    My second daughter was VERY late to talk and needed speech services. Something clicked when she was about 4.5, and now you would never know. Well, except that when she loses her temper she loses it BAD.

    And sometimes people are just a little off, and that’s the way it is. Forgive me, I’m saying that badly, but I’m applying it to myself. Seriously, until the age of 34 I felt like I was “off” in some way. It was like a switch went off. In my case, I think it was yoga and meditation (not advocating anything), but it might have just been age. I’m just trying to say, we all grow and develop at our own pace and in different. Don’t feel bad about your frustration, but I’m sure you’ll start to see the shades of grey in “normal”.

    Good luck.

  4. My hat is way off to you here for your awesome Mom action — you think about your child’s challenges, you learn about how they can be managed, and you manage to advocate for him and teach others at the same time. Is there anything that is “right” beyond that? Thank you for making me remember how we need to think about all kids with patient and understanding first and foremost — and seek to understand them at whatever place they may be.

  5. I could have been reading about my own youngest son, when I read about this little boy. I just have one thing to say, other than it sounds like this mom is really in tune with her son; and that’s BE the advocate for him. I ‘rode things out’ for a year in 3rd grade, because the teacher was smiling and almost sticky-sweet when we conferenced, and said things like “he’s gonna be fine, he’s just Dillon” and put off the uneasiness I felt when I listened to HIS conversations, where it felt like he was singled out and picked on. Turns out, he was. I’d give almost anything to go back and re-do that year. So, keep on listening to your boy, even when he’s not talking. 🙂 Blessings to you.
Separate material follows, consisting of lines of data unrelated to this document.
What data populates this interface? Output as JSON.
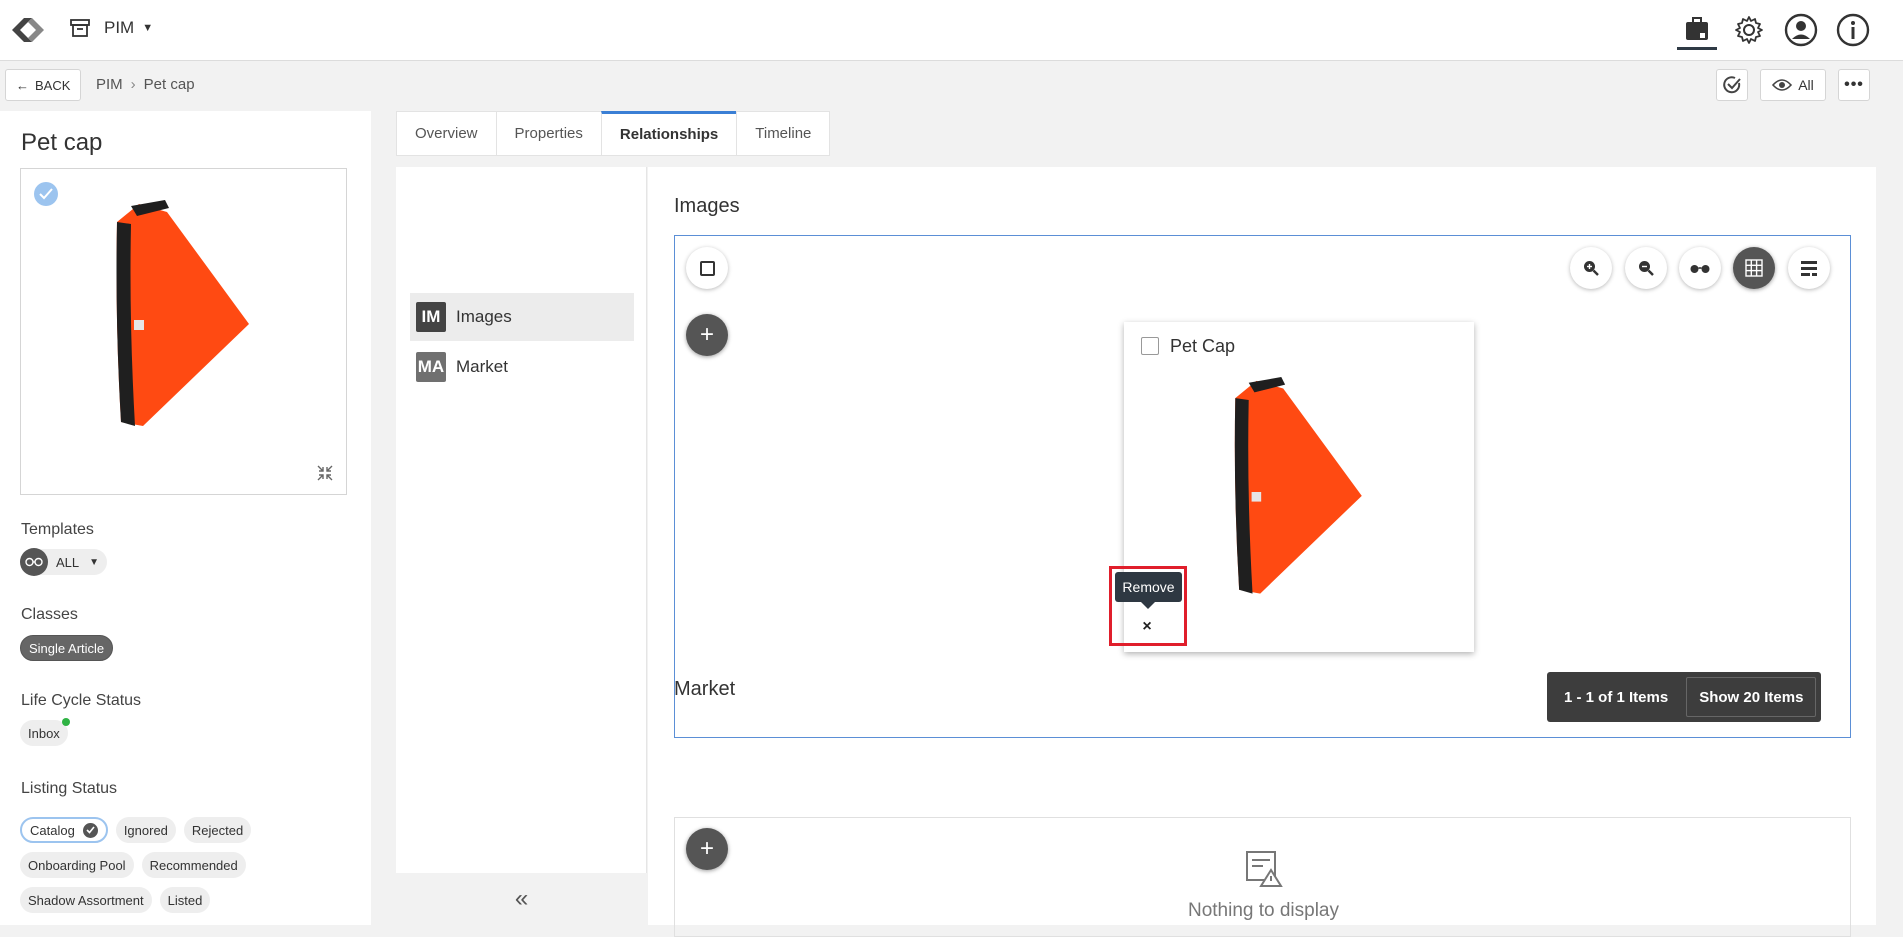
{
  "topbar": {
    "module_label": "PIM"
  },
  "subbar": {
    "back_label": "BACK",
    "breadcrumb": [
      "PIM",
      "Pet cap"
    ],
    "view_label": "All"
  },
  "left": {
    "title": "Pet cap",
    "templates_label": "Templates",
    "templates_value": "ALL",
    "classes_label": "Classes",
    "classes": [
      "Single Article"
    ],
    "lifecycle_label": "Life Cycle Status",
    "lifecycle_value": "Inbox",
    "listing_label": "Listing Status",
    "listing": [
      "Catalog",
      "Ignored",
      "Rejected",
      "Onboarding Pool",
      "Recommended",
      "Shadow Assortment",
      "Listed"
    ]
  },
  "tabs": [
    "Overview",
    "Properties",
    "Relationships",
    "Timeline"
  ],
  "relationships": [
    {
      "badge": "IM",
      "label": "Images"
    },
    {
      "badge": "MA",
      "label": "Market"
    }
  ],
  "images_section": {
    "title": "Images",
    "card_title": "Pet Cap",
    "tooltip": "Remove",
    "remove_glyph": "×",
    "count": "1 - 1 of 1 Items",
    "show_items": "Show 20 Items"
  },
  "market_section": {
    "title": "Market",
    "empty": "Nothing to display"
  },
  "colors": {
    "accent": "#3a7fd5",
    "highlight": "#e01e2b",
    "product": "#ff4a12"
  }
}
  6. Well, this is my area and I think delaying an evaluation is delaying getting formal support in the school. A good, caring, competent professional can do a thorough evaluation and provide a lot of info and resources. When I do this type of work, I always focus on the child’s strengths because those strengths are going to be what help with the areas that are not as strong and need support. Without an evaluation, the school can just focus on it being a behavioral/parenting problem and will resist instituting things that will be helpful. Plus, the longer all of this is “likely he has” the longer he goes feeling badly about himself and not knowing why he’s always getting a bad reaction from teachers and others. Sometimes it’s a relief for a child to know that it’s not their fault there is a problem and that there are ways to help that can make school a much better place. There are plenty of us (professionals) out there that want to help children and are not interested in labels but rather the whole person and making life easier for them. It’s tough seeing a child struggle and feel badly about themselves.

  7. Hi, I followed links from the Just Posts to your site.

    I have a great deal experience in this area… I could write a really, really long response but instead you can invite your anonymous poster to leave a comment on my blog. She can read this post and this one and this one.